= Action item =
The lines below that include the word "describing" are to be reported.

= Record set =
============

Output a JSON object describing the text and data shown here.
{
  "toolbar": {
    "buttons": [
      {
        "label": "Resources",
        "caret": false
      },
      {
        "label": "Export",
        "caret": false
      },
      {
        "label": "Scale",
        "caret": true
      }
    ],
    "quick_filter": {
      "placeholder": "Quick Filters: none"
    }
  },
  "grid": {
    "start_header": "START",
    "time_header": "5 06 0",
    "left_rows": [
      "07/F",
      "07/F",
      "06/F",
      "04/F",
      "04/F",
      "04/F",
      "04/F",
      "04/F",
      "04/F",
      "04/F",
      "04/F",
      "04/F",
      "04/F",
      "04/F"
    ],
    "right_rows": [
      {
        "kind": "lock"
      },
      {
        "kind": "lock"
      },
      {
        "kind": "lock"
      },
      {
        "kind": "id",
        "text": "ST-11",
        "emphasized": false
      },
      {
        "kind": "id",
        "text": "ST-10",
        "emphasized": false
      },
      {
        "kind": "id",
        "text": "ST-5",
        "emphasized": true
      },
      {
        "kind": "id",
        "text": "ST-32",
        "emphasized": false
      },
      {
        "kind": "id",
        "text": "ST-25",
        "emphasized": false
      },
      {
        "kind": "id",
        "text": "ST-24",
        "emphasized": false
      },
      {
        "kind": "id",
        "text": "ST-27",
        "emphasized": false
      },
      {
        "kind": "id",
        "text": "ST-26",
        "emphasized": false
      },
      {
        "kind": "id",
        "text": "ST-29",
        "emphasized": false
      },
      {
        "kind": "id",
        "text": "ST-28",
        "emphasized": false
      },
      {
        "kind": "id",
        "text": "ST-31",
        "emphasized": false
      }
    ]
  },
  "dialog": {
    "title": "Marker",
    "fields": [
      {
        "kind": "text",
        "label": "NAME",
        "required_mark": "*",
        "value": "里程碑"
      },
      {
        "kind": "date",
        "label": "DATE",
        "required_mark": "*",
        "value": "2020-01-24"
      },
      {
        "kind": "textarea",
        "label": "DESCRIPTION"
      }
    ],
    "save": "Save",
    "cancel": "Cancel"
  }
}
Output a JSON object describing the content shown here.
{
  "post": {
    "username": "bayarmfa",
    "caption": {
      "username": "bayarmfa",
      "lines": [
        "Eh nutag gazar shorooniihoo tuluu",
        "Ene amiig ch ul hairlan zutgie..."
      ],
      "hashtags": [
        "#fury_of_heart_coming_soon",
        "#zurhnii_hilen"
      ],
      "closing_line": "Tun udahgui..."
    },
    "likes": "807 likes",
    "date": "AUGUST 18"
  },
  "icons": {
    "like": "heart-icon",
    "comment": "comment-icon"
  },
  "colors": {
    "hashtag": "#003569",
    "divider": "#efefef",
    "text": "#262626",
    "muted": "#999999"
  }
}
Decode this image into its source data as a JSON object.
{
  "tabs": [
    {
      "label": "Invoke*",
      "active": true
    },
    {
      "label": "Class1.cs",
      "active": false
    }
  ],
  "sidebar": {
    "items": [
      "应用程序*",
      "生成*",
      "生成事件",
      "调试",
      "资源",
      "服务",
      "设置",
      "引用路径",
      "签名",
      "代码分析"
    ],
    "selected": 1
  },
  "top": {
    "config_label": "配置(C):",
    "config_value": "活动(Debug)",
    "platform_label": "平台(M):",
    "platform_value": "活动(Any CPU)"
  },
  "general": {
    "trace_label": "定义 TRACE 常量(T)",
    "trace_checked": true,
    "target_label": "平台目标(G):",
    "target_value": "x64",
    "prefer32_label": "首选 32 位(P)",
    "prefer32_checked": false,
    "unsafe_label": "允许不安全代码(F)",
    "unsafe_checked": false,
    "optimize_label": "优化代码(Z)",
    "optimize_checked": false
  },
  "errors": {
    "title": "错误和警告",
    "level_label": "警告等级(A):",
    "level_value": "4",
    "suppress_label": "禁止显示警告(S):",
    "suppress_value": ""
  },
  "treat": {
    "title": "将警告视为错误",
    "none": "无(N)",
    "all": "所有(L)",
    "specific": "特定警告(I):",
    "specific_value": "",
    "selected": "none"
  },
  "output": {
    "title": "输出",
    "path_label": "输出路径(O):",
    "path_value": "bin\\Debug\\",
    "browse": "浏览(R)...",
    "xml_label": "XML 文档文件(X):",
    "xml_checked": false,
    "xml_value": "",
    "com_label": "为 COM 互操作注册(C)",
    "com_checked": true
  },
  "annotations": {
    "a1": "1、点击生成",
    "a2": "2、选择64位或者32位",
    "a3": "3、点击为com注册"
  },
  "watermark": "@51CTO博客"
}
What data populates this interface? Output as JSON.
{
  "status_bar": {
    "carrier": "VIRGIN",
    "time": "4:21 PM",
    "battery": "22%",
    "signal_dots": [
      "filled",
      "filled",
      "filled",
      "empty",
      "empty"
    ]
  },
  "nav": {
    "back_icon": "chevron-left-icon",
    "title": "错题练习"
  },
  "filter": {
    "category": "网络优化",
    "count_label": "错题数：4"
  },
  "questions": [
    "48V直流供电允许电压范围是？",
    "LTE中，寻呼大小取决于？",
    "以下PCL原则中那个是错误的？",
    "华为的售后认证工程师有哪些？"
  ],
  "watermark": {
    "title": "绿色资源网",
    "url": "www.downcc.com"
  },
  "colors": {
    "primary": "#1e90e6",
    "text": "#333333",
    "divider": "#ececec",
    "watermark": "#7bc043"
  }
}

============

= Task result =
Output a JSON object describing the text and data shown here.
Output a JSON object describing the content shown here.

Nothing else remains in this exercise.